* **DATA SUPPLIED**:
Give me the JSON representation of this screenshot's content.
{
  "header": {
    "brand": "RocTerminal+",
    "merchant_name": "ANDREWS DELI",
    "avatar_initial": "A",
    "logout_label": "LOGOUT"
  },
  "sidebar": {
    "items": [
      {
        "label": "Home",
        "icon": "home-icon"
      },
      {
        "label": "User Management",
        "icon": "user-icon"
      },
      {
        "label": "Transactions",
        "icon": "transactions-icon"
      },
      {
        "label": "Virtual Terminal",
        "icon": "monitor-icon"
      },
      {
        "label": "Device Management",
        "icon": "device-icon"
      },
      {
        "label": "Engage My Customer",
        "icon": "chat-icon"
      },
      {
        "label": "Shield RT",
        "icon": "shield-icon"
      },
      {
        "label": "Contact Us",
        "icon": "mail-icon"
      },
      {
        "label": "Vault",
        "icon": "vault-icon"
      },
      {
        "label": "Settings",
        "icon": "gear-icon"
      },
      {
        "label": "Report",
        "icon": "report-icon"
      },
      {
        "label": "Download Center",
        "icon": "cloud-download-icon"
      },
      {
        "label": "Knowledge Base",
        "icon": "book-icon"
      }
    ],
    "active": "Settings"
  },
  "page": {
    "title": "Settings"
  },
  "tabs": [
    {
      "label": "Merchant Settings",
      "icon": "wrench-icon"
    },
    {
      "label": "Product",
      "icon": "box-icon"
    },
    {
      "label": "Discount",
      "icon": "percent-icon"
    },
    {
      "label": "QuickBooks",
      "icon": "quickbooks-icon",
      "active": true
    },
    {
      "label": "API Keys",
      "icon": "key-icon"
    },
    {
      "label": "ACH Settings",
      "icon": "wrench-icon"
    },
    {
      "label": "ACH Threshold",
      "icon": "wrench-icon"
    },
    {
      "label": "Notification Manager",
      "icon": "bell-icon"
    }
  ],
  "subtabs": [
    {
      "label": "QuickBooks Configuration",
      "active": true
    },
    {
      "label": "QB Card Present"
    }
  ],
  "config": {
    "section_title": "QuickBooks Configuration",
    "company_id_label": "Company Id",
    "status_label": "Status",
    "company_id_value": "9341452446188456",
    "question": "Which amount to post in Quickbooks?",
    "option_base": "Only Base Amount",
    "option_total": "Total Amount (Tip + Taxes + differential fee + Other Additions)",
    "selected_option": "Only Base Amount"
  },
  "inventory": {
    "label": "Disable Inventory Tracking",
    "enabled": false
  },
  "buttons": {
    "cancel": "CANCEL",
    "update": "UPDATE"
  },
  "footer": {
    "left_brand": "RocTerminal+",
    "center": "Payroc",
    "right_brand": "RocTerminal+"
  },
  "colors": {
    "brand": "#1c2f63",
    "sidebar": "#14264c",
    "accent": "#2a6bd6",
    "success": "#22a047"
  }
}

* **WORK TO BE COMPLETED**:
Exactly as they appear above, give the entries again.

* **WRITTEN SOLUTION**:
Give me the JSON representation of this screenshot's content.
{
  "header": {
    "brand": "RocTerminal+",
    "merchant_name": "ANDREWS DELI",
    "avatar_initial": "A",
    "logout_label": "LOGOUT"
  },
  "sidebar": {
    "items": [
      {
        "label": "Home",
        "icon": "home-icon"
      },
      {
        "label": "User Management",
        "icon": "user-icon"
      },
      {
        "label": "Transactions",
        "icon": "transactions-icon"
      },
      {
        "label": "Virtual Terminal",
        "icon": "monitor-icon"
      },
      {
        "label": "Device Management",
        "icon": "device-icon"
      },
      {
        "label": "Engage My Customer",
        "icon": "chat-icon"
      },
      {
        "label": "Shield RT",
        "icon": "shield-icon"
      },
      {
        "label": "Contact Us",
        "icon": "mail-icon"
      },
      {
        "label": "Vault",
        "icon": "vault-icon"
      },
      {
        "label": "Settings",
        "icon": "gear-icon"
      },
      {
        "label": "Report",
        "icon": "report-icon"
      },
      {
        "label": "Download Center",
        "icon": "cloud-download-icon"
      },
      {
        "label": "Knowledge Base",
        "icon": "book-icon"
      }
    ],
    "active": "Settings"
  },
  "page": {
    "title": "Settings"
  },
  "tabs": [
    {
      "label": "Merchant Settings",
      "icon": "wrench-icon"
    },
    {
      "label": "Product",
      "icon": "box-icon"
    },
    {
      "label": "Discount",
      "icon": "percent-icon"
    },
    {
      "label": "QuickBooks",
      "icon": "quickbooks-icon",
      "active": true
    },
    {
      "label": "API Keys",
      "icon": "key-icon"
    },
    {
      "label": "ACH Settings",
      "icon": "wrench-icon"
    },
    {
      "label": "ACH Threshold",
      "icon": "wrench-icon"
    },
    {
      "label": "Notification Manager",
      "icon": "bell-icon"
    }
  ],
  "subtabs": [
    {
      "label": "QuickBooks Configuration",
      "active": true
    },
    {
      "label": "QB Card Present"
    }
  ],
  "config": {
    "section_title": "QuickBooks Configuration",
    "company_id_label": "Company Id",
    "status_label": "Status",
    "company_id_value": "9341452446188456",
    "question": "Which amount to post in Quickbooks?",
    "option_base": "Only Base Amount",
    "option_total": "Total Amount (Tip + Taxes + differential fee + Other Additions)",
    "selected_option": "Only Base Amount"
  },
  "inventory": {
    "label": "Disable Inventory Tracking",
    "enabled": false
  },
  "buttons": {
    "cancel": "CANCEL",
    "update": "UPDATE"
  },
  "footer": {
    "left_brand": "RocTerminal+",
    "center": "Payroc",
    "right_brand": "RocTerminal+"
  },
  "colors": {
    "brand": "#1c2f63",
    "sidebar": "#14264c",
    "accent": "#2a6bd6",
    "success": "#22a047"
  }
}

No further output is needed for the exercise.